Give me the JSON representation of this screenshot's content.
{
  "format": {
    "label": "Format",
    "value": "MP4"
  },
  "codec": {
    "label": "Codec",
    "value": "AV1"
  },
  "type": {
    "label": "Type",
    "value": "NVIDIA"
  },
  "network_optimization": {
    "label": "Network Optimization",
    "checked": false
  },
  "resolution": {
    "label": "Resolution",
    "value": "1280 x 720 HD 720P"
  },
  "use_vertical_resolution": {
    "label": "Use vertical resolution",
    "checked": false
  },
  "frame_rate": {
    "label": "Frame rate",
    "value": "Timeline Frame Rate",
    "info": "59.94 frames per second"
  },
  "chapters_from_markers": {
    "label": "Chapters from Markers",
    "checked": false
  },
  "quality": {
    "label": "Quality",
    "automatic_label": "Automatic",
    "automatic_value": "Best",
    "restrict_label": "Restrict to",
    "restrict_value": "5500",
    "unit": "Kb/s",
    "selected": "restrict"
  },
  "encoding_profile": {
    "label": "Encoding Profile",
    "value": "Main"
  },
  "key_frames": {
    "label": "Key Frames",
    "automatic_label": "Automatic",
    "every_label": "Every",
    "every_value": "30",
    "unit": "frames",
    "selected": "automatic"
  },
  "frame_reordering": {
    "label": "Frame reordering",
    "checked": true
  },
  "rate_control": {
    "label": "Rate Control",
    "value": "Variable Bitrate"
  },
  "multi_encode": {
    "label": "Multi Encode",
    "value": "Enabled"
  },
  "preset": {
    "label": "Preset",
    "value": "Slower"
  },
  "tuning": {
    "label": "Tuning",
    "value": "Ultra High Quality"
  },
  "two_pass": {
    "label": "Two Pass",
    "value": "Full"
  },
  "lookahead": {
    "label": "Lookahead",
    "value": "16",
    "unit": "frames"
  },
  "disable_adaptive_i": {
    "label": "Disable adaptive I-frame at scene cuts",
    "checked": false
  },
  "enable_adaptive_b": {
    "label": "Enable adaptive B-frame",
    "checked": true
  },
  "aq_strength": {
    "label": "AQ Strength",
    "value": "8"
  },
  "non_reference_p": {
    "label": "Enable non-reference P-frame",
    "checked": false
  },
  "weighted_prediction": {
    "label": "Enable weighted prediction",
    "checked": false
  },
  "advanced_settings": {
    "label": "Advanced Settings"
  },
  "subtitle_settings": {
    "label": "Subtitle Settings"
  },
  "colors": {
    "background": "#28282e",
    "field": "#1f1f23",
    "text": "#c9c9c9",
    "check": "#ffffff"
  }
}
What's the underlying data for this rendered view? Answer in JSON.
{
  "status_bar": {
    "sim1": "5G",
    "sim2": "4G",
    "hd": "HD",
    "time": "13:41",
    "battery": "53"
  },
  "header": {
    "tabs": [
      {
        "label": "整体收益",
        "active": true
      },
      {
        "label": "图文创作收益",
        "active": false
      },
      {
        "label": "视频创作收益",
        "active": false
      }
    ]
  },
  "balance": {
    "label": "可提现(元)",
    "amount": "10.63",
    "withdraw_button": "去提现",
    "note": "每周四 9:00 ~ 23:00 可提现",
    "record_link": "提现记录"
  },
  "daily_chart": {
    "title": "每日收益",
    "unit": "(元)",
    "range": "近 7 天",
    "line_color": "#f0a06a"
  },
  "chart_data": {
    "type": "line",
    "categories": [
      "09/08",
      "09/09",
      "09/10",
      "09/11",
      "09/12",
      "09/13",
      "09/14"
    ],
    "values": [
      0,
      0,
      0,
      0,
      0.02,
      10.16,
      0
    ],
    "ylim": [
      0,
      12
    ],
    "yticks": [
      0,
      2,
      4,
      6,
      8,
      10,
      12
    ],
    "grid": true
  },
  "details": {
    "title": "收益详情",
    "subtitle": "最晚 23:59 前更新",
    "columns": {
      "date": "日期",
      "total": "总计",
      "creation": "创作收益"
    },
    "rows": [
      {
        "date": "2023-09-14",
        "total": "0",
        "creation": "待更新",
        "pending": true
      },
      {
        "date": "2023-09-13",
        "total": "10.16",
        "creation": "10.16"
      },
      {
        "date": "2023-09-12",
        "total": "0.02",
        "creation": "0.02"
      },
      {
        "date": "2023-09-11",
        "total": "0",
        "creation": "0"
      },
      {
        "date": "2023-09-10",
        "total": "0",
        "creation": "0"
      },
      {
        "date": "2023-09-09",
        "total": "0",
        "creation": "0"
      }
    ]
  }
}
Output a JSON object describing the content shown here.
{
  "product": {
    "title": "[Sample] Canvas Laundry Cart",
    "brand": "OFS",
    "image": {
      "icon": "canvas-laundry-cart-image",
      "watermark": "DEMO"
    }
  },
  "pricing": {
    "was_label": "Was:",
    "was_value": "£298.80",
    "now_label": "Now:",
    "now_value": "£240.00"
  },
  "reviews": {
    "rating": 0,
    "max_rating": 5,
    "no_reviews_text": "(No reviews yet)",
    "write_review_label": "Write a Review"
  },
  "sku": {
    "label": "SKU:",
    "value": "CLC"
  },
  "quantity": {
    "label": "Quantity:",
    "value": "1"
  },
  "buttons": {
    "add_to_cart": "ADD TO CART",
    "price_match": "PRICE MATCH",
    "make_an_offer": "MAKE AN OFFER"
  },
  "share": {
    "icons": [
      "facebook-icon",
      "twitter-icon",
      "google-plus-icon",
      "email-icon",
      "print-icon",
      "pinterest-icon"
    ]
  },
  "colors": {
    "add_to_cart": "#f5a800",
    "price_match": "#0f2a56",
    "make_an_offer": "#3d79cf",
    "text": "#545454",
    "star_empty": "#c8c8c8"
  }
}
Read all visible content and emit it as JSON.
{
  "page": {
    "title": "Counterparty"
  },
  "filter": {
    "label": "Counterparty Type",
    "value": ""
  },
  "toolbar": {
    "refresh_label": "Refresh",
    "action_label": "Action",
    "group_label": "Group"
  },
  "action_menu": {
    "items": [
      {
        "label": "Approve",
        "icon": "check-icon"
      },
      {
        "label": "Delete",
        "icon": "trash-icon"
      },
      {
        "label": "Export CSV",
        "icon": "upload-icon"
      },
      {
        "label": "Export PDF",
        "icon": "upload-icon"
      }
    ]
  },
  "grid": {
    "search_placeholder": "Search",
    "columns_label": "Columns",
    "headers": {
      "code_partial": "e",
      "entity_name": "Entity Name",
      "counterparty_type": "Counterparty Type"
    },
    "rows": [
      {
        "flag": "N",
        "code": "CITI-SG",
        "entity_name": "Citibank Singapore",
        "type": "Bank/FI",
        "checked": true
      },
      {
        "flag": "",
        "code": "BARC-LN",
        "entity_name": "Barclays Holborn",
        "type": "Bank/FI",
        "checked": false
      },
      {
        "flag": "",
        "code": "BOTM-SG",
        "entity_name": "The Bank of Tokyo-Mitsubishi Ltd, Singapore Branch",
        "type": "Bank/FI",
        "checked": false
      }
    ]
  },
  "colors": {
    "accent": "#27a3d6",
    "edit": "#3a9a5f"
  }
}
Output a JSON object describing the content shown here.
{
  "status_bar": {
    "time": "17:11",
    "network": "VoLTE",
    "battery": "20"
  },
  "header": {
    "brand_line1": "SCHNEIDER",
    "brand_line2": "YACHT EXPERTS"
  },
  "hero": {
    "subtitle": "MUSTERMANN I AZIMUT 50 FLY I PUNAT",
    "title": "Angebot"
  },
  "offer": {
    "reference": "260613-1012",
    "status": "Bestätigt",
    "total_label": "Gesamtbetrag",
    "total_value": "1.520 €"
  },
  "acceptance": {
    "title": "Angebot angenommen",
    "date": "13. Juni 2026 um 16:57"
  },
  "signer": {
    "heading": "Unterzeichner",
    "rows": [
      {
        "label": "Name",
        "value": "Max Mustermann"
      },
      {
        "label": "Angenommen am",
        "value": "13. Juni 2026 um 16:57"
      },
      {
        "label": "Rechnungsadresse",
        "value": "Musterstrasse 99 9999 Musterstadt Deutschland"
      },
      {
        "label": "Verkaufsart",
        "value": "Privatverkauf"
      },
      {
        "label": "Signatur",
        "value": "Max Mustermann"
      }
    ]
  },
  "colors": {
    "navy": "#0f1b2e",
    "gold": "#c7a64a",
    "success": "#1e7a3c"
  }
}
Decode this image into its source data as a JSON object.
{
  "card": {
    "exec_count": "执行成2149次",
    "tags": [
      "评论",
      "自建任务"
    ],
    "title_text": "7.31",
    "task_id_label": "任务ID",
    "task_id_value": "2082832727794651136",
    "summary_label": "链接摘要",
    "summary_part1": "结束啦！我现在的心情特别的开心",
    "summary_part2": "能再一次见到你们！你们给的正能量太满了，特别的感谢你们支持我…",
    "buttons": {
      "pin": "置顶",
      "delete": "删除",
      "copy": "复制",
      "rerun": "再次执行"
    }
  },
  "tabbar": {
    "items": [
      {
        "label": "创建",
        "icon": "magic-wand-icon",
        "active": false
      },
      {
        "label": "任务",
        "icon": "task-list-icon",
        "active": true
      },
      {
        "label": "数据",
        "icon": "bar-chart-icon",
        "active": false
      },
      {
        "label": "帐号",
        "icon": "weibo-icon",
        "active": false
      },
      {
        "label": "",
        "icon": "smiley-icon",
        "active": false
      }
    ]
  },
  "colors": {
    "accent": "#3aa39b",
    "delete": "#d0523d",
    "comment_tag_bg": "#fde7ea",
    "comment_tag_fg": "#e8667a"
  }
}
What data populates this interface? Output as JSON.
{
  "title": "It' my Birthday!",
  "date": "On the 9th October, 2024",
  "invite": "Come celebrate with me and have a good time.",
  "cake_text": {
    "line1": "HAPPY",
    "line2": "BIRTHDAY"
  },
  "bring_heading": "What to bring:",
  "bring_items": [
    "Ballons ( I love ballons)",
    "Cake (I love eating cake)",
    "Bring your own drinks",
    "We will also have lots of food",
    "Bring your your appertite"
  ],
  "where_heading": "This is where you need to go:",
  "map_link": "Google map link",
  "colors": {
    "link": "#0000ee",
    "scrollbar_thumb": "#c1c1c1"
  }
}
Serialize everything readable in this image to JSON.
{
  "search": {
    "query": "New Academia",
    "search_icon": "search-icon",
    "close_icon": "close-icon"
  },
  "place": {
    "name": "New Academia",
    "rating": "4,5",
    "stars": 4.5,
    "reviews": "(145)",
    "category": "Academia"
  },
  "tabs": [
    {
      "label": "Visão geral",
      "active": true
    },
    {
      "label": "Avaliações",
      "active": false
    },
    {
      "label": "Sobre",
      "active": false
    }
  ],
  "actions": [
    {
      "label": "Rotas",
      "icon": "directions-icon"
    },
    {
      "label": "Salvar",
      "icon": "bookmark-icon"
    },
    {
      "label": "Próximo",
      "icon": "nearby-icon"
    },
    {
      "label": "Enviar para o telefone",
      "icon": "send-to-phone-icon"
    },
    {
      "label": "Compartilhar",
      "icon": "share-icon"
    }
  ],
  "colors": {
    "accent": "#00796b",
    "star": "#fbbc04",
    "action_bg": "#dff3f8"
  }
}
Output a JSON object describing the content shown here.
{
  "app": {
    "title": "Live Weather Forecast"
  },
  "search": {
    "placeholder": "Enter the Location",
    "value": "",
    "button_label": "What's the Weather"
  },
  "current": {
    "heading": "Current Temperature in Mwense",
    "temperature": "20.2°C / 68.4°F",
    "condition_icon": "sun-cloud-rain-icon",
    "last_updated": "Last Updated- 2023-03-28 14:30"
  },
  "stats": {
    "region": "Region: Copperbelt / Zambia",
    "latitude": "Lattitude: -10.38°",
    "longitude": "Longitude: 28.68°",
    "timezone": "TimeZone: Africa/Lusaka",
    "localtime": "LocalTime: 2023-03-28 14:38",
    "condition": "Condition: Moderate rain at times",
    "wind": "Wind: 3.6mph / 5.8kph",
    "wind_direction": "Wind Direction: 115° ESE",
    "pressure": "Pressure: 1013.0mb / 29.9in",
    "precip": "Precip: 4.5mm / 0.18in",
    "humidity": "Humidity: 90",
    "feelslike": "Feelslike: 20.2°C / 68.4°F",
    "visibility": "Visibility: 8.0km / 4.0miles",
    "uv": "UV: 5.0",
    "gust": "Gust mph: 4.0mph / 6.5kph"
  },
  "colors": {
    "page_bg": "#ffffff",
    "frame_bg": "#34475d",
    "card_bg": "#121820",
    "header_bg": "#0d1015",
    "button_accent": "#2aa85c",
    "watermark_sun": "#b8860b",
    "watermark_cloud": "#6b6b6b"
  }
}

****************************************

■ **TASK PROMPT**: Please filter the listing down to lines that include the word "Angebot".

■ **PROBLEM SOLUTION**:
    "title": "Angebot"
    "title": "Angebot angenommen",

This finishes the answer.